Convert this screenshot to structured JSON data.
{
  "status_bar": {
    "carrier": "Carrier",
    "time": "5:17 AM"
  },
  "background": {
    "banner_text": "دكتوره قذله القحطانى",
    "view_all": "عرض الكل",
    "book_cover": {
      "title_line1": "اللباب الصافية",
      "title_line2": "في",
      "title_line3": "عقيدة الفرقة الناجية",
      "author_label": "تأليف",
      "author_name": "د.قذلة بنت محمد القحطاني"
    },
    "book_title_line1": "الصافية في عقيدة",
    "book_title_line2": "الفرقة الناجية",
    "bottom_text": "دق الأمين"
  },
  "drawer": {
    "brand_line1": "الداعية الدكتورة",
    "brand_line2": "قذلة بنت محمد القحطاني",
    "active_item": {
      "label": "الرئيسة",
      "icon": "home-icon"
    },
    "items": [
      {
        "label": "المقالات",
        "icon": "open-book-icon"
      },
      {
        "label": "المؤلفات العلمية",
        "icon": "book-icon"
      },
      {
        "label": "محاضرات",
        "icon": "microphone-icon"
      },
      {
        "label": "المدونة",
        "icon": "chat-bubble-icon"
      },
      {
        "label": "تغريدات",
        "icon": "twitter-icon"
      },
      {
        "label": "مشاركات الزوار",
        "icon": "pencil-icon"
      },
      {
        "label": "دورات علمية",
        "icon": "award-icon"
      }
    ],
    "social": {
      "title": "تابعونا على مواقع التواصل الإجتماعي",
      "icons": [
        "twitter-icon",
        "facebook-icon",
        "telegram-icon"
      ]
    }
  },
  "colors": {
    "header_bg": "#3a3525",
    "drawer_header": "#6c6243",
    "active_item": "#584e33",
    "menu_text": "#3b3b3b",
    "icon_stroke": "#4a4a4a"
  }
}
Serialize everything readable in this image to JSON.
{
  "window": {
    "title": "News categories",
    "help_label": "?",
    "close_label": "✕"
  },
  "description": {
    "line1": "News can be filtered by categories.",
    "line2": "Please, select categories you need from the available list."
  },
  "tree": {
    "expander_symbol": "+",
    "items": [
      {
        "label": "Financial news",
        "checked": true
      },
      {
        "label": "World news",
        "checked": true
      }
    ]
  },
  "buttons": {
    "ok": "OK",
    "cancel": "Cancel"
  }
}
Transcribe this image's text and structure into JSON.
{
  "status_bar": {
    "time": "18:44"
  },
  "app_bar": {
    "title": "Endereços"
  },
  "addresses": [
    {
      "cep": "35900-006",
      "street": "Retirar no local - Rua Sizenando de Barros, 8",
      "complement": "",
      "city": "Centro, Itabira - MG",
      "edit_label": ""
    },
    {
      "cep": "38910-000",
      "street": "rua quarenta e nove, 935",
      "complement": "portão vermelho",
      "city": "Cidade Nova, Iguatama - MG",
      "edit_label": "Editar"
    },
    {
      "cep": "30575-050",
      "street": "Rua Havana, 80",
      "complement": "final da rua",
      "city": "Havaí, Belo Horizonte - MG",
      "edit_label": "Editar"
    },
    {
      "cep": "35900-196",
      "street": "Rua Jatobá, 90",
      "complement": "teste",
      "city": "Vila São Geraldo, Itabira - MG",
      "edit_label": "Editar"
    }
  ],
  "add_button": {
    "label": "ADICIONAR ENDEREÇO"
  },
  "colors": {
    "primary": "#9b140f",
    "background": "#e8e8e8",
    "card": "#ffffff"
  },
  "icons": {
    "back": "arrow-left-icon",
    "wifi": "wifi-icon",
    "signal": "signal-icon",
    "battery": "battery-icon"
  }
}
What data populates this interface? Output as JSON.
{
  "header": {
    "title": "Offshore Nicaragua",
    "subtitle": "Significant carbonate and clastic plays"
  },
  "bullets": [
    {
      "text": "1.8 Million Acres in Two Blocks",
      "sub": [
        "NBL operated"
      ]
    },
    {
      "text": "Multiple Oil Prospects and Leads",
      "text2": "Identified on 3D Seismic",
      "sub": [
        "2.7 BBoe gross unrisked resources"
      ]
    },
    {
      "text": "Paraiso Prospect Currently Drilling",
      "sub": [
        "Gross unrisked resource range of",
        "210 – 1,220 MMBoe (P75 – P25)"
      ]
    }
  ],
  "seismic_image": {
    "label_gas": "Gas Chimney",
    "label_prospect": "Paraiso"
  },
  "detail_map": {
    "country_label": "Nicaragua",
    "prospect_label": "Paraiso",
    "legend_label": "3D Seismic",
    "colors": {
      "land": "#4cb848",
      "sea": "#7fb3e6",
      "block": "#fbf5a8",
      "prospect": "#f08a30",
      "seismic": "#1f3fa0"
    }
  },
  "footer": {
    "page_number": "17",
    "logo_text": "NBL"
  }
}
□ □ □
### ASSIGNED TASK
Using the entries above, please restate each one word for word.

### EXERCISE RESPONSE
Convert this screenshot to structured JSON data.
{
  "status_bar": {
    "carrier": "Carrier",
    "time": "5:17 AM"
  },
  "background": {
    "banner_text": "دكتوره قذله القحطانى",
    "view_all": "عرض الكل",
    "book_cover": {
      "title_line1": "اللباب الصافية",
      "title_line2": "في",
      "title_line3": "عقيدة الفرقة الناجية",
      "author_label": "تأليف",
      "author_name": "د.قذلة بنت محمد القحطاني"
    },
    "book_title_line1": "الصافية في عقيدة",
    "book_title_line2": "الفرقة الناجية",
    "bottom_text": "دق الأمين"
  },
  "drawer": {
    "brand_line1": "الداعية الدكتورة",
    "brand_line2": "قذلة بنت محمد القحطاني",
    "active_item": {
      "label": "الرئيسة",
      "icon": "home-icon"
    },
    "items": [
      {
        "label": "المقالات",
        "icon": "open-book-icon"
      },
      {
        "label": "المؤلفات العلمية",
        "icon": "book-icon"
      },
      {
        "label": "محاضرات",
        "icon": "microphone-icon"
      },
      {
        "label": "المدونة",
        "icon": "chat-bubble-icon"
      },
      {
        "label": "تغريدات",
        "icon": "twitter-icon"
      },
      {
        "label": "مشاركات الزوار",
        "icon": "pencil-icon"
      },
      {
        "label": "دورات علمية",
        "icon": "award-icon"
      }
    ],
    "social": {
      "title": "تابعونا على مواقع التواصل الإجتماعي",
      "icons": [
        "twitter-icon",
        "facebook-icon",
        "telegram-icon"
      ]
    }
  },
  "colors": {
    "header_bg": "#3a3525",
    "drawer_header": "#6c6243",
    "active_item": "#584e33",
    "menu_text": "#3b3b3b",
    "icon_stroke": "#4a4a4a"
  }
}
Serialize everything readable in this image to JSON.
{
  "window": {
    "title": "News categories",
    "help_label": "?",
    "close_label": "✕"
  },
  "description": {
    "line1": "News can be filtered by categories.",
    "line2": "Please, select categories you need from the available list."
  },
  "tree": {
    "expander_symbol": "+",
    "items": [
      {
        "label": "Financial news",
        "checked": true
      },
      {
        "label": "World news",
        "checked": true
      }
    ]
  },
  "buttons": {
    "ok": "OK",
    "cancel": "Cancel"
  }
}
Transcribe this image's text and structure into JSON.
{
  "status_bar": {
    "time": "18:44"
  },
  "app_bar": {
    "title": "Endereços"
  },
  "addresses": [
    {
      "cep": "35900-006",
      "street": "Retirar no local - Rua Sizenando de Barros, 8",
      "complement": "",
      "city": "Centro, Itabira - MG",
      "edit_label": ""
    },
    {
      "cep": "38910-000",
      "street": "rua quarenta e nove, 935",
      "complement": "portão vermelho",
      "city": "Cidade Nova, Iguatama - MG",
      "edit_label": "Editar"
    },
    {
      "cep": "30575-050",
      "street": "Rua Havana, 80",
      "complement": "final da rua",
      "city": "Havaí, Belo Horizonte - MG",
      "edit_label": "Editar"
    },
    {
      "cep": "35900-196",
      "street": "Rua Jatobá, 90",
      "complement": "teste",
      "city": "Vila São Geraldo, Itabira - MG",
      "edit_label": "Editar"
    }
  ],
  "add_button": {
    "label": "ADICIONAR ENDEREÇO"
  },
  "colors": {
    "primary": "#9b140f",
    "background": "#e8e8e8",
    "card": "#ffffff"
  },
  "icons": {
    "back": "arrow-left-icon",
    "wifi": "wifi-icon",
    "signal": "signal-icon",
    "battery": "battery-icon"
  }
}
What data populates this interface? Output as JSON.
{
  "header": {
    "title": "Offshore Nicaragua",
    "subtitle": "Significant carbonate and clastic plays"
  },
  "bullets": [
    {
      "text": "1.8 Million Acres in Two Blocks",
      "sub": [
        "NBL operated"
      ]
    },
    {
      "text": "Multiple Oil Prospects and Leads",
      "text2": "Identified on 3D Seismic",
      "sub": [
        "2.7 BBoe gross unrisked resources"
      ]
    },
    {
      "text": "Paraiso Prospect Currently Drilling",
      "sub": [
        "Gross unrisked resource range of",
        "210 – 1,220 MMBoe (P75 – P25)"
      ]
    }
  ],
  "seismic_image": {
    "label_gas": "Gas Chimney",
    "label_prospect": "Paraiso"
  },
  "detail_map": {
    "country_label": "Nicaragua",
    "prospect_label": "Paraiso",
    "legend_label": "3D Seismic",
    "colors": {
      "land": "#4cb848",
      "sea": "#7fb3e6",
      "block": "#fbf5a8",
      "prospect": "#f08a30",
      "seismic": "#1f3fa0"
    }
  },
  "footer": {
    "page_number": "17",
    "logo_text": "NBL"
  }
}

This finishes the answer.